Are States Ready for Elections During a Pandemic?
MONDAY, Aug. 10, 2020 (HealthDay News) -- As the November presidential election approaches in the United States, researchers say that many states still aren't prepared to deal with the chaos the coronavirus pandemic could cause.
"The COVID-19 pandemic presents a severe threat to states' 2020 election plans, which will have higher turnout and higher stakes since this is a presidential election year," said researcher Jennifer Kavanagh, a senior political scientist at RAND Corp.
"To be prepared to conduct elections during a pandemic, states will need registration and voting options that reduce crowds, minimize direct personal contact, and limit common access to high-touch surfaces," she added in a RAND news release.

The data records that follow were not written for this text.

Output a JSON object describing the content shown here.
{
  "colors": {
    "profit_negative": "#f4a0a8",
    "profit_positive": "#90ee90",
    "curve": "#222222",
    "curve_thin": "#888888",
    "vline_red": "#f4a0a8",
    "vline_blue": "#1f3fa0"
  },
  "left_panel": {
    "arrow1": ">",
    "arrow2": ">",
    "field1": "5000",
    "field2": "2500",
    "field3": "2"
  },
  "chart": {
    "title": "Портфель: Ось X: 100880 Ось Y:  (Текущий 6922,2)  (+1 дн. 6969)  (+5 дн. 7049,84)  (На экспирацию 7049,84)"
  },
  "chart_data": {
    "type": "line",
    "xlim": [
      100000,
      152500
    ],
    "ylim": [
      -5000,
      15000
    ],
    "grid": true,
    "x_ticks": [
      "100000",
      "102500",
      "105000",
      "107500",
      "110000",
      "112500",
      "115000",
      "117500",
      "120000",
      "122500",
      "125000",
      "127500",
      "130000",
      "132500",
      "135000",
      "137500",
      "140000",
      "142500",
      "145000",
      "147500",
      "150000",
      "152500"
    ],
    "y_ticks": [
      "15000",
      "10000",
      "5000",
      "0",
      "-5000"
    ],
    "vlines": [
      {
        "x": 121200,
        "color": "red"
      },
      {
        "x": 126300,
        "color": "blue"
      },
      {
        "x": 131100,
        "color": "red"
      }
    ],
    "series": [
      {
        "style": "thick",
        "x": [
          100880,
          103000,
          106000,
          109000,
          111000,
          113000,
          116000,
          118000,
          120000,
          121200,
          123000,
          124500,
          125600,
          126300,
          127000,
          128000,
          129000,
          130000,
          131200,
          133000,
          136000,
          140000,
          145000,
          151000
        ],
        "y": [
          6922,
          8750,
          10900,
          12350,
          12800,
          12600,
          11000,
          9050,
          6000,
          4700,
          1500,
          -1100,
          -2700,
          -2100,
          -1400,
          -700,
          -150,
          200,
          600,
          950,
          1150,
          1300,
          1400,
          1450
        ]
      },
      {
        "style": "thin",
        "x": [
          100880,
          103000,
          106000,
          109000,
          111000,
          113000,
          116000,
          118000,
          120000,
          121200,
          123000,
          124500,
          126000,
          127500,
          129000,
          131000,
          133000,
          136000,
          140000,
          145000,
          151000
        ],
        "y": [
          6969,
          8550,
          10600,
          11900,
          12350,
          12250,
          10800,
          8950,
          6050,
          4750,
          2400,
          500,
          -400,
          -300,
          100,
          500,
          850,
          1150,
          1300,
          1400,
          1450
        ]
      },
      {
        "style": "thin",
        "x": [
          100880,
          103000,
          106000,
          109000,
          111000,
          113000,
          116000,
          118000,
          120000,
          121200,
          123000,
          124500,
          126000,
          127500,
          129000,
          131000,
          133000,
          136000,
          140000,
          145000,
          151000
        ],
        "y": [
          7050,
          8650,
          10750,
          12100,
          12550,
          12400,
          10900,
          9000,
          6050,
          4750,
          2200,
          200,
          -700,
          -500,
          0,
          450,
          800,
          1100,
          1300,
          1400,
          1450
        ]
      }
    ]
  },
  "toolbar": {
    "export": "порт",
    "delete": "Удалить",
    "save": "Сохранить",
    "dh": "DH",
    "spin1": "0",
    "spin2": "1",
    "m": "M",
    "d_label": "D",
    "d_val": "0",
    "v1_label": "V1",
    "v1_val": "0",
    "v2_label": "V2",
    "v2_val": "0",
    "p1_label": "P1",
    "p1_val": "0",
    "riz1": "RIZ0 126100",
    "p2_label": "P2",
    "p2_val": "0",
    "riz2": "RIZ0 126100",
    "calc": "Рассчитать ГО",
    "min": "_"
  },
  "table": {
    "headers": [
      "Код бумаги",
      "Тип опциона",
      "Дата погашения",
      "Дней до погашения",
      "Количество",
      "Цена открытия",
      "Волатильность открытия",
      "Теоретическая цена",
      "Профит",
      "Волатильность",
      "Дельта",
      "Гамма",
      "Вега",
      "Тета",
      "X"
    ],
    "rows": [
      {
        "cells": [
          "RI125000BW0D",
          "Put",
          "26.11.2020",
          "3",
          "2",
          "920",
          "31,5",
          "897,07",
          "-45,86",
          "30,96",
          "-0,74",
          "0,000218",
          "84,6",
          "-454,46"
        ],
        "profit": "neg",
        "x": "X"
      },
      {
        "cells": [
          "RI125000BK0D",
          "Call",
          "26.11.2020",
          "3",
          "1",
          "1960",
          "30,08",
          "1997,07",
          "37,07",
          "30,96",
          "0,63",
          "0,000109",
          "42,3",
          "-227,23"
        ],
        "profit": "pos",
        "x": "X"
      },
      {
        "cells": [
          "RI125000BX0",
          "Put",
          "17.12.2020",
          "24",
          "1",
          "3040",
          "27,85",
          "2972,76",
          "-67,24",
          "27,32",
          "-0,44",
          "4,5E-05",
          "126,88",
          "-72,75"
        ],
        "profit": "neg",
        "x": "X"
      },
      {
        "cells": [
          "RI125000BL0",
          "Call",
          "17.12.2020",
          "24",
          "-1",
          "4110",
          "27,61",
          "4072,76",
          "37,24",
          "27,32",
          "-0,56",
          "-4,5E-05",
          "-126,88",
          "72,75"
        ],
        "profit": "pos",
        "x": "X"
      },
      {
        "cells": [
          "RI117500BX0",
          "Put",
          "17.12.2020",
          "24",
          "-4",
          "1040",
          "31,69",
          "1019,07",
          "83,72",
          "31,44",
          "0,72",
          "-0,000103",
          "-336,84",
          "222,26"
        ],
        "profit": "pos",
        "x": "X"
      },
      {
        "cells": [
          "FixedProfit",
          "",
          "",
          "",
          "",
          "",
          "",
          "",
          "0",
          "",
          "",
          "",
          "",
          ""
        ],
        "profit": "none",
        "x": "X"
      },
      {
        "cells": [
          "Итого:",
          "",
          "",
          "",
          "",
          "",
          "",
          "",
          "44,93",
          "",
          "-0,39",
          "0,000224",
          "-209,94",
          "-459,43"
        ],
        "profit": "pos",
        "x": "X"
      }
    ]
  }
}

But two reports released Aug. 5 show that nine states do not have any policies researchers consider necessary for safer voting. Twelve states and the District of Columbia, which account for about one-third of registered voters, have some form of each of the policies.
These policies include online voter registration, mail-in ballots or an early voting period.
Western states have more flexible policies in these areas and may be ready to address safety concerns. But states in the South and some in the Northeast have less flexible policies, which might make it more difficult to enforce rules such as social distancing.
The reports are intended for state legislatures and election officials to help them navigate the challenges created by COVID-19.
The pandemic has already disrupted some primaries, prompting some states to extend access to mail-in ballots and offer other accommodations.
The researchers said that all the options to improve safety during the 2020 election won't threaten the integrity of balloting, although vote-by-mail poses a slightly higher risk than in-person voting.
Online voting, however, carries significant cybersecurity risk and is not a good option for the 2020 election, the researchers added.
"For some states, integrity may be the priority while others will emphasize safety," said Quentin Hodgson, a senior researcher at RAND. "Ultimately the options chosen by a given state will reflect the priorities of state policymakers and elections officials, as well as the constraints of existing policies and laws."
For more on COVID-19 and elections, head to the National Conference of State Legislatures.